## Aim of the task
What lines of the data hold the string "location"? Pull each one out.

## Data supplied
*** Begin section ***

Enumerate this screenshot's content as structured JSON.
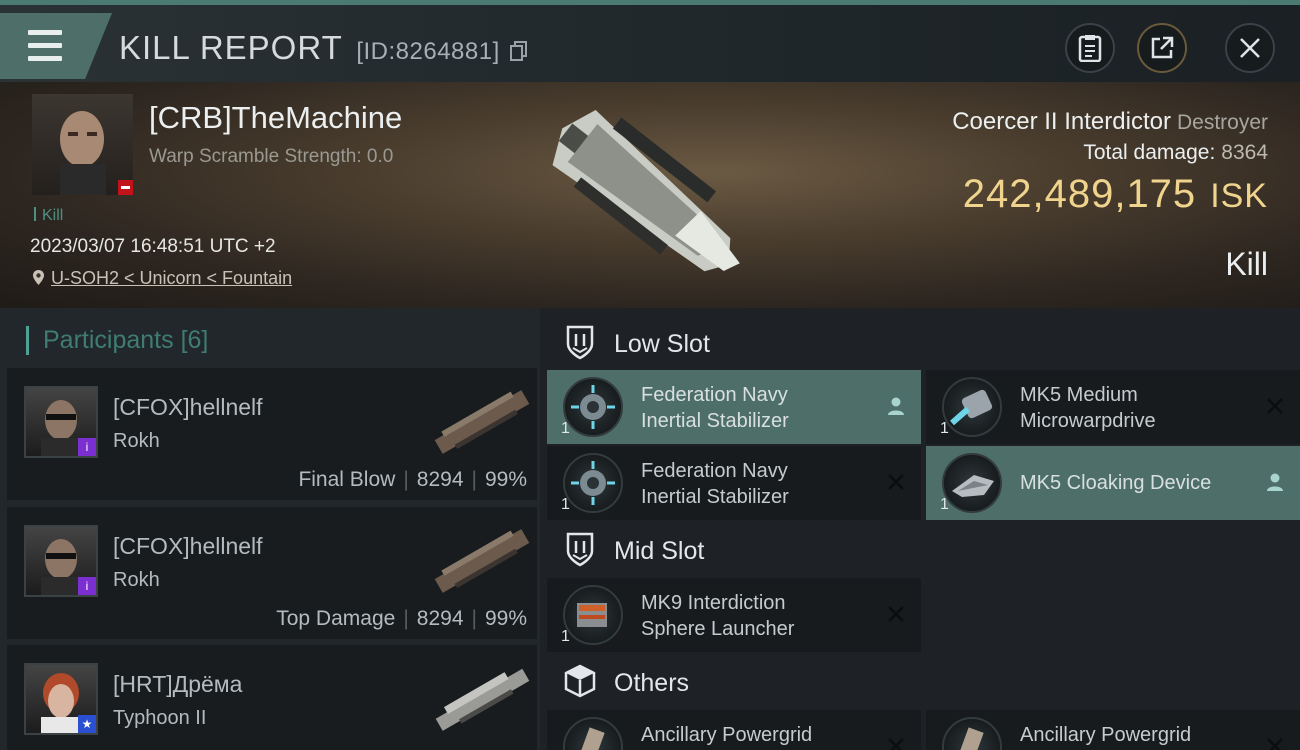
{
  "header": {
    "title": "KILL REPORT",
    "id": "[ID:8264881]"
  },
  "victim": {
    "name": "[CRB]TheMachine",
    "warp_scramble": "Warp Scramble Strength: 0.0",
    "kill_tag": "Kill",
    "time": "2023/03/07 16:48:51 UTC +2",
    "location": "U-SOH2 < Unicorn < Fountain"
  },
  "ship": {
    "name": "Coercer II Interdictor",
    "class": "Destroyer",
    "total_damage_label": "Total damage:",
    "total_damage": "8364",
    "isk_value": "242,489,175",
    "isk_unit": "ISK",
    "result": "Kill"
  },
  "participants": {
    "title": "Participants",
    "count": "[6]",
    "items": [
      {
        "name": "[CFOX]hellnelf",
        "ship": "Rokh",
        "role": "Final Blow",
        "damage": "8294",
        "percent": "99%"
      },
      {
        "name": "[CFOX]hellnelf",
        "ship": "Rokh",
        "role": "Top Damage",
        "damage": "8294",
        "percent": "99%"
      },
      {
        "name": "[HRT]Дрёма",
        "ship": "Typhoon II",
        "role": "",
        "damage": "",
        "percent": ""
      }
    ]
  },
  "slots": {
    "low": {
      "title": "Low Slot",
      "items": [
        {
          "line1": "Federation Navy",
          "line2": "Inertial Stabilizer",
          "qty": "1",
          "status": "dropped"
        },
        {
          "line1": "MK5 Medium",
          "line2": "Microwarpdrive",
          "qty": "1",
          "status": "destroyed"
        },
        {
          "line1": "Federation Navy",
          "line2": "Inertial Stabilizer",
          "qty": "1",
          "status": "destroyed"
        },
        {
          "line1": "MK5 Cloaking Device",
          "line2": "",
          "qty": "1",
          "status": "dropped"
        }
      ]
    },
    "mid": {
      "title": "Mid Slot",
      "items": [
        {
          "line1": "MK9 Interdiction",
          "line2": "Sphere Launcher",
          "qty": "1",
          "status": "destroyed"
        }
      ]
    },
    "others": {
      "title": "Others",
      "items": [
        {
          "line1": "Ancillary Powergrid",
          "line2": "",
          "qty": "",
          "status": "destroyed"
        },
        {
          "line1": "Ancillary Powergrid",
          "line2": "",
          "qty": "",
          "status": "destroyed"
        }
      ]
    }
  },
  "icons": {
    "menu": "hamburger-icon",
    "clipboard": "clipboard-icon",
    "share": "share-icon",
    "close": "close-icon",
    "location": "location-pin-icon",
    "dropped": "person-icon",
    "destroyed": "x-icon"
  },
  "colors": {
    "accent": "#4d6e69",
    "isk": "#f0d48e",
    "teal_text": "#3f7c73"
  }
}
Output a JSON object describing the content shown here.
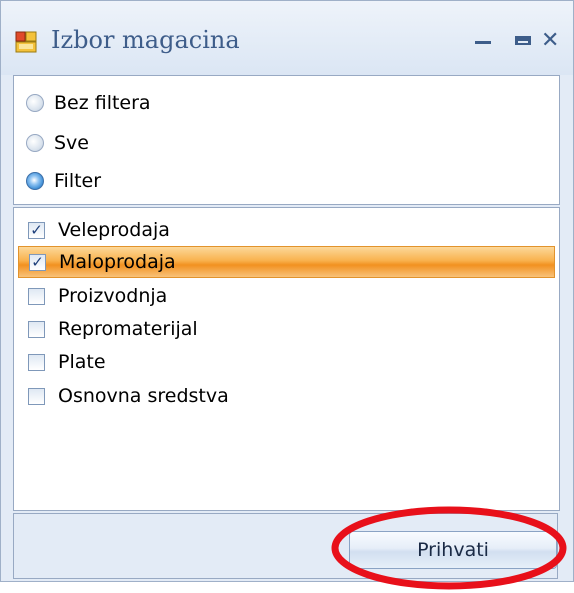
{
  "window": {
    "title": "Izbor magacina"
  },
  "filter_options": [
    {
      "label": "Bez filtera",
      "selected": false
    },
    {
      "label": "Sve",
      "selected": false
    },
    {
      "label": "Filter",
      "selected": true
    }
  ],
  "warehouses": [
    {
      "label": "Veleprodaja",
      "checked": true,
      "highlighted": false
    },
    {
      "label": "Maloprodaja",
      "checked": true,
      "highlighted": true
    },
    {
      "label": "Proizvodnja",
      "checked": false,
      "highlighted": false
    },
    {
      "label": "Repromaterijal",
      "checked": false,
      "highlighted": false
    },
    {
      "label": "Plate",
      "checked": false,
      "highlighted": false
    },
    {
      "label": "Osnovna sredstva",
      "checked": false,
      "highlighted": false
    }
  ],
  "buttons": {
    "accept_label": "Prihvati"
  },
  "colors": {
    "title_text": "#3e5d8a",
    "selection": "#f29120",
    "annotation": "#e8101a"
  }
}
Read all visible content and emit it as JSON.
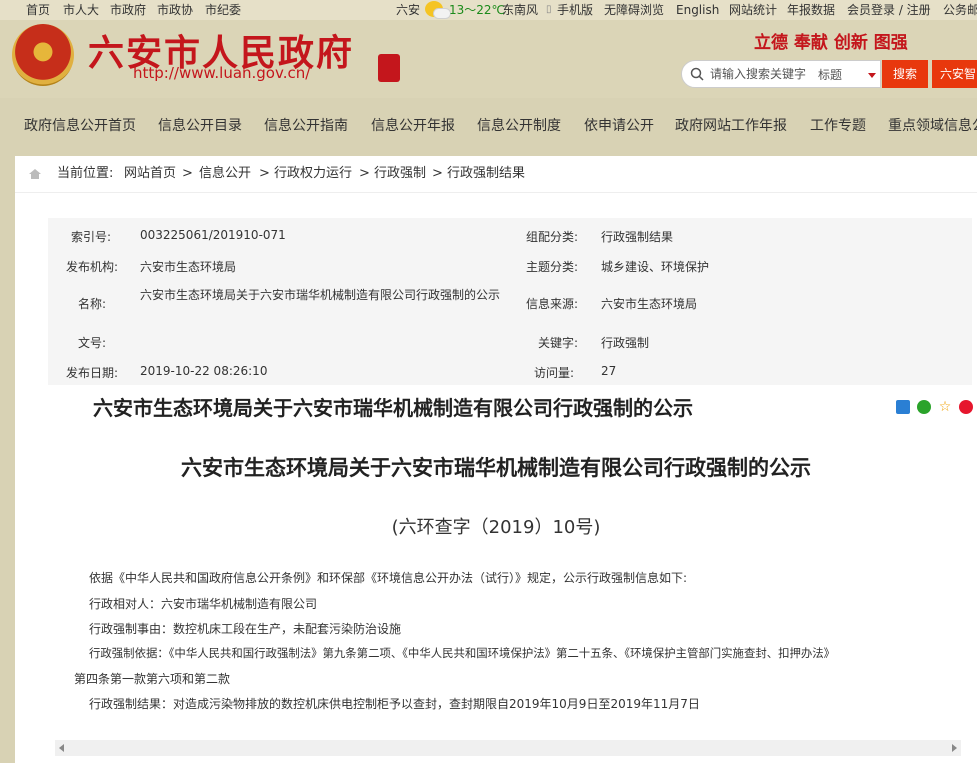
{
  "topbar": {
    "links": [
      "首页",
      "市人大",
      "市政府",
      "市政协",
      "市纪委"
    ],
    "city": "六安",
    "temperature": "13～22℃",
    "wind": "东南风",
    "right_links": [
      "手机版",
      "无障碍浏览",
      "English",
      "网站统计",
      "年报数据",
      "会员登录 / 注册",
      "公务邮"
    ]
  },
  "header": {
    "site_name": "六安市人民政府",
    "site_url": "http://www.luan.gov.cn/",
    "slogan": "立德 奉献 创新 图强",
    "search": {
      "placeholder": "请输入搜索关键字",
      "scope": "标题",
      "button": "搜索"
    },
    "ai_button": "六安智"
  },
  "nav": [
    "政府信息公开首页",
    "信息公开目录",
    "信息公开指南",
    "信息公开年报",
    "信息公开制度",
    "依申请公开",
    "政府网站工作年报",
    "工作专题",
    "重点领域信息公"
  ],
  "breadcrumb": {
    "label": "当前位置:",
    "items": [
      "网站首页",
      "信息公开",
      "行政权力运行",
      "行政强制",
      "行政强制结果"
    ],
    "separator": ">"
  },
  "meta": {
    "index_no_label": "索引号:",
    "index_no": "003225061/201910-071",
    "category_label": "组配分类:",
    "category": "行政强制结果",
    "publisher_label": "发布机构:",
    "publisher": "六安市生态环境局",
    "topic_label": "主题分类:",
    "topic": "城乡建设、环境保护",
    "name_label": "名称:",
    "name": "六安市生态环境局关于六安市瑞华机械制造有限公司行政强制的公示",
    "source_label": "信息来源:",
    "source": "六安市生态环境局",
    "doc_no_label": "文号:",
    "doc_no": "",
    "keyword_label": "关键字:",
    "keyword": "行政强制",
    "date_label": "发布日期:",
    "date": "2019-10-22 08:26:10",
    "views_label": "访问量:",
    "views": "27"
  },
  "article": {
    "title": "六安市生态环境局关于六安市瑞华机械制造有限公司行政强制的公示",
    "heading": "六安市生态环境局关于六安市瑞华机械制造有限公司行政强制的公示",
    "doc_number": "(六环查字（2019）10号)",
    "paragraphs": [
      "依据《中华人民共和国政府信息公开条例》和环保部《环境信息公开办法（试行）》规定，公示行政强制信息如下:",
      "行政相对人：六安市瑞华机械制造有限公司",
      "行政强制事由：数控机床工段在生产，未配套污染防治设施",
      "行政强制依据：《中华人民共和国行政强制法》第九条第二项、《中华人民共和国环境保护法》第二十五条、《环境保护主管部门实施查封、扣押办法》",
      "第四条第一款第六项和第二款",
      "行政强制结果：对造成污染物排放的数控机床供电控制柜予以查封，查封期限自2019年10月9日至2019年11月7日"
    ]
  },
  "colors": {
    "brand_red": "#c4161c",
    "search_orange": "#e8380d",
    "page_bg": "#d8d2b4"
  }
}
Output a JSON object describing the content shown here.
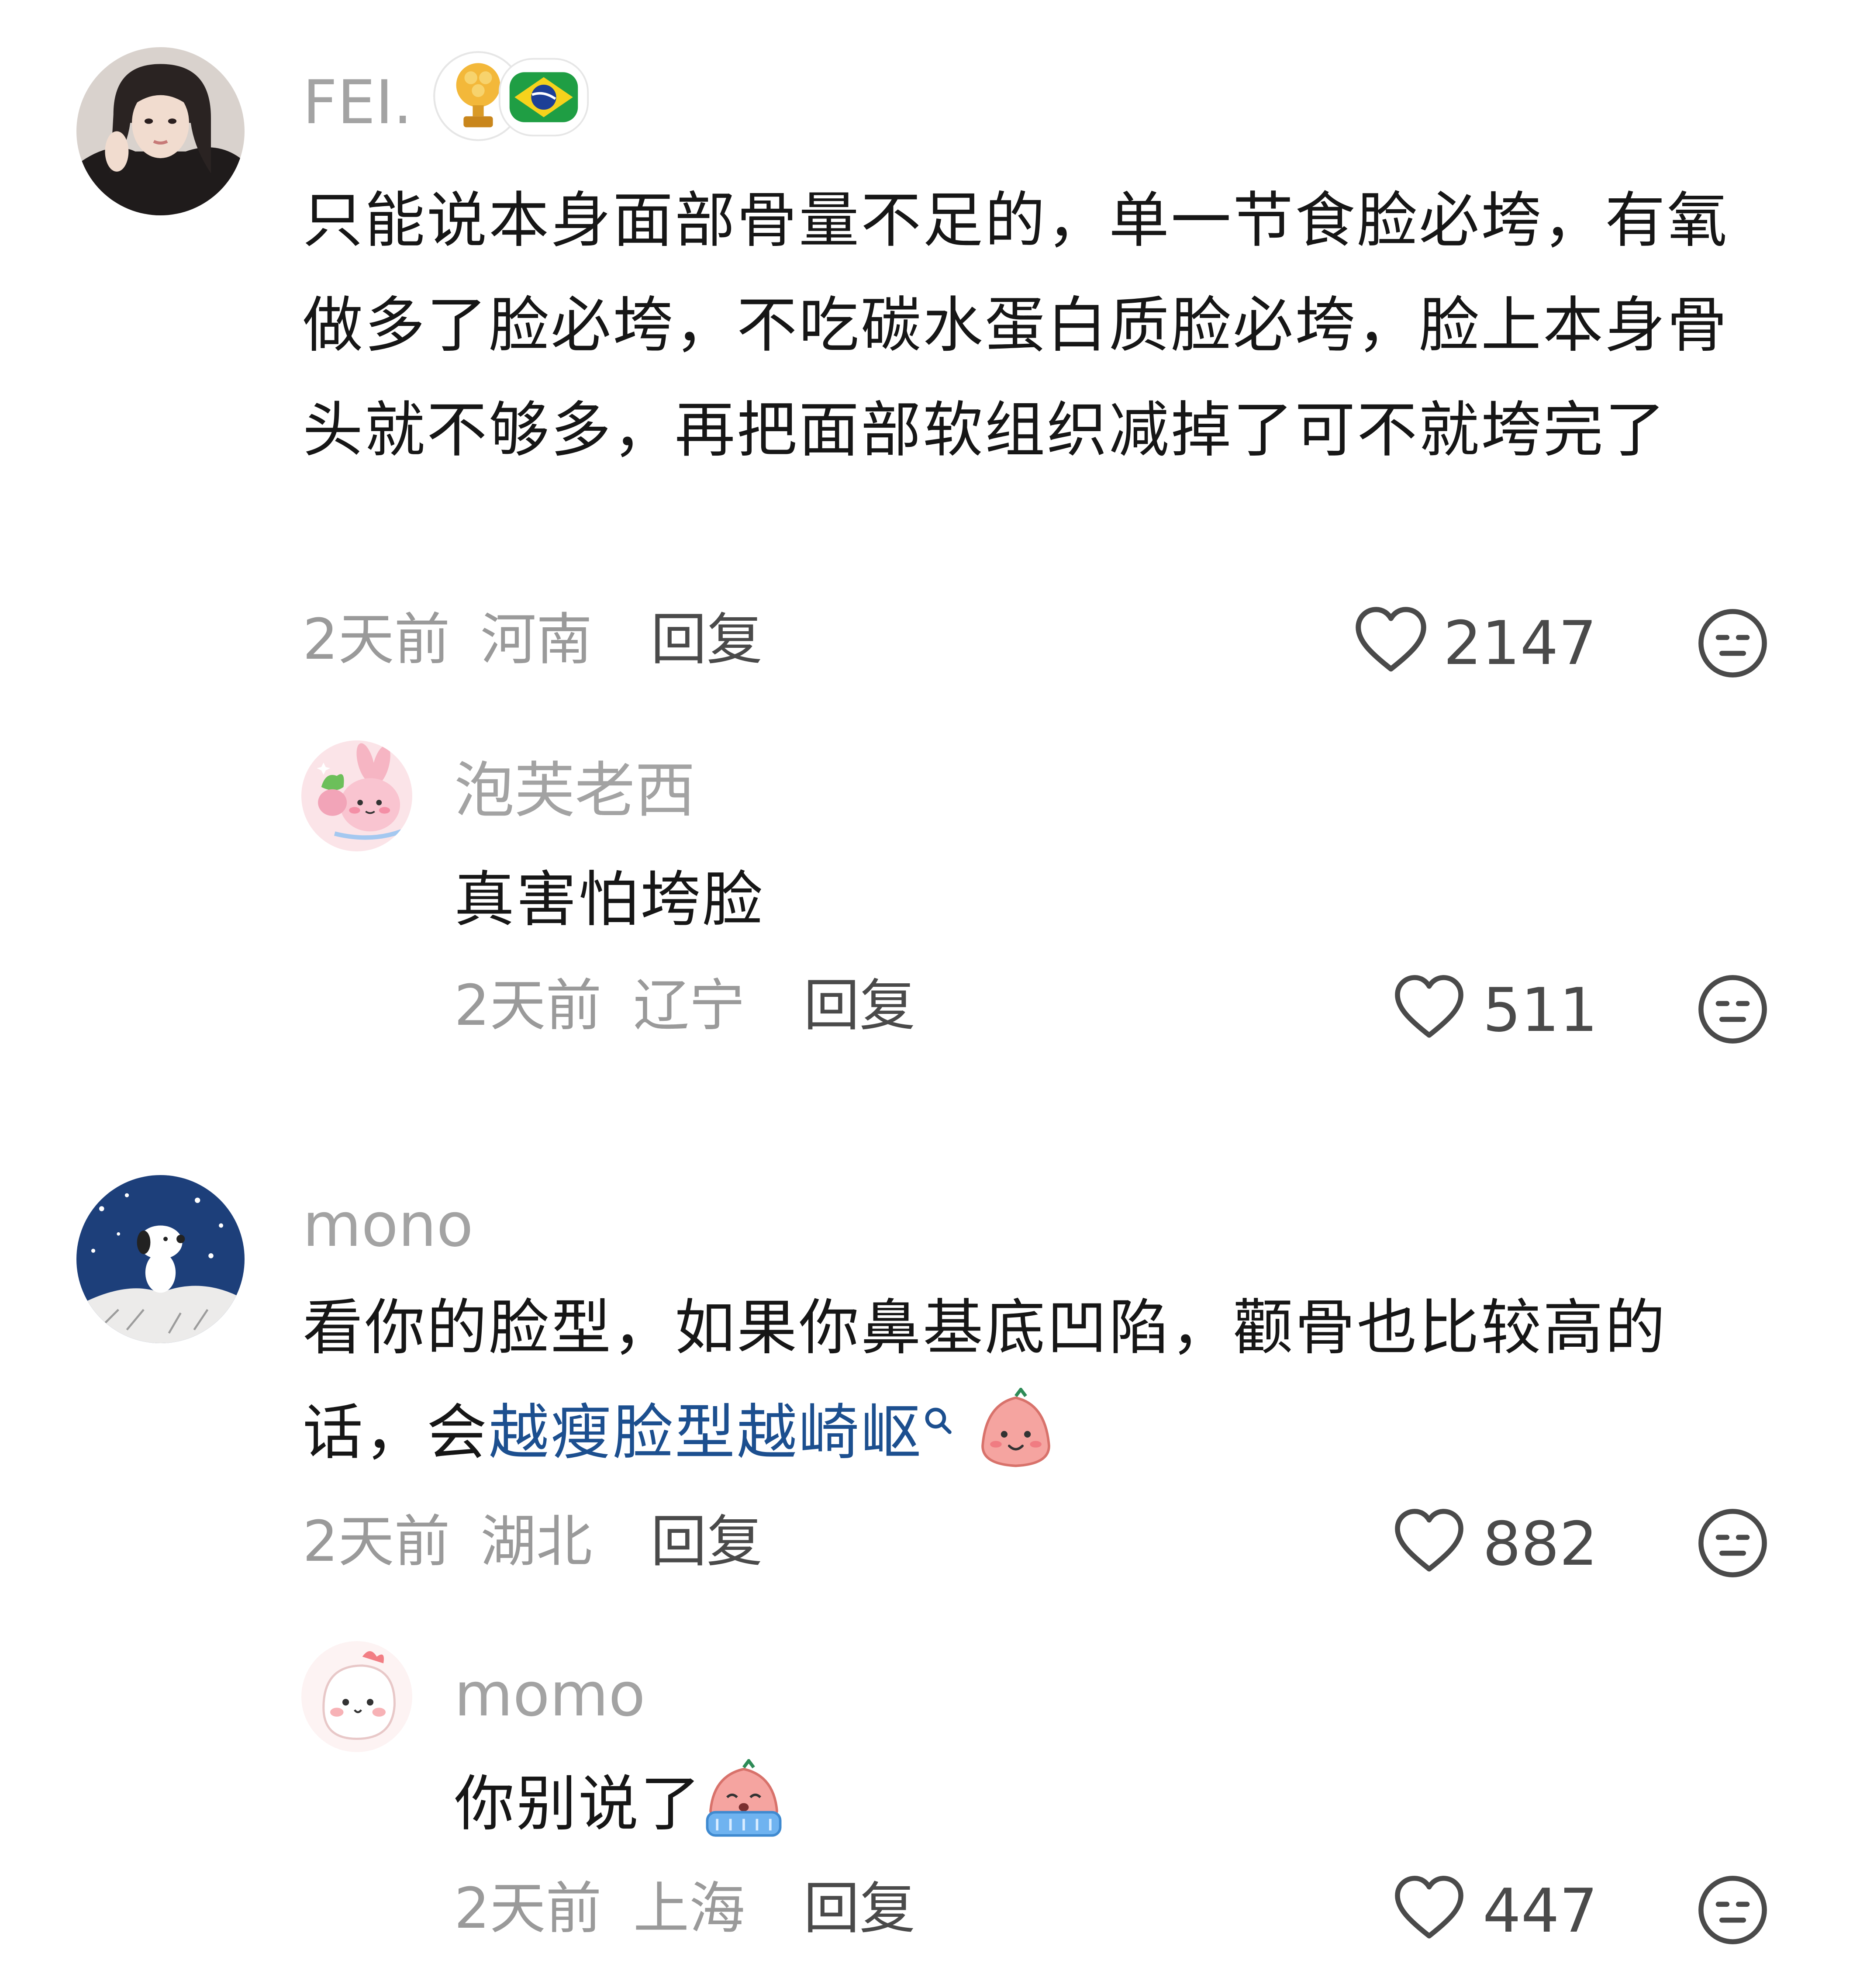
{
  "comments": [
    {
      "username": "FEI.",
      "text": "只能说本身面部骨量不足的，单一节食脸必垮，有氧做多了脸必垮，不吃碳水蛋白质脸必垮，脸上本身骨头就不够多，再把面部软组织减掉了可不就垮完了",
      "time": "2天前",
      "location": "河南",
      "reply_label": "回复",
      "likes": "2147",
      "replies": [
        {
          "username": "泡芙老西",
          "text": "真害怕垮脸",
          "time": "2天前",
          "location": "辽宁",
          "reply_label": "回复",
          "likes": "511"
        }
      ]
    },
    {
      "username": "mono",
      "text_before": "看你的脸型，如果你鼻基底凹陷，颧骨也比较高的话，会",
      "topic_link": "越瘦脸型越崎岖",
      "time": "2天前",
      "location": "湖北",
      "reply_label": "回复",
      "likes": "882",
      "replies": [
        {
          "username": "momo",
          "text": "你别说了",
          "time": "2天前",
          "location": "上海",
          "reply_label": "回复",
          "likes": "447"
        }
      ]
    }
  ],
  "icons": {
    "like": "heart-outline-icon",
    "dislike": "neutral-face-icon",
    "badges": [
      "gold-trophy-badge-icon",
      "brazil-flag-badge-icon"
    ],
    "search": "search-icon"
  },
  "colors": {
    "username": "#a3a3a3",
    "body": "#161616",
    "meta": "#9a9a9a",
    "link": "#1c4f8f",
    "action": "#4a4a4a"
  }
}
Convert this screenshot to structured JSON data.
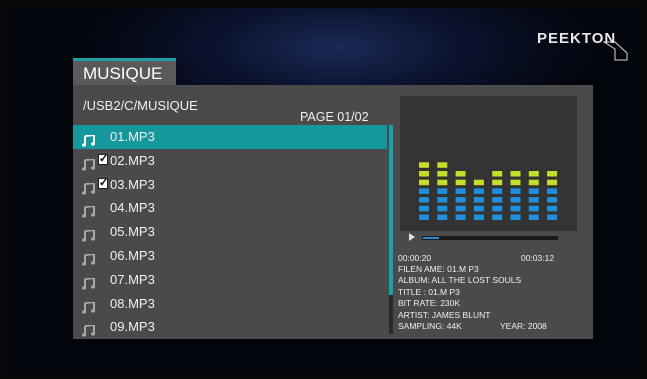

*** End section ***

## Solution to this problem
    "location": "U-SOH2 < Unicorn < Fountain"
    "location": "location-pin-icon",
      "location": "河南",
          "location": "辽宁",
      "location": "湖北",
          "location": "上海",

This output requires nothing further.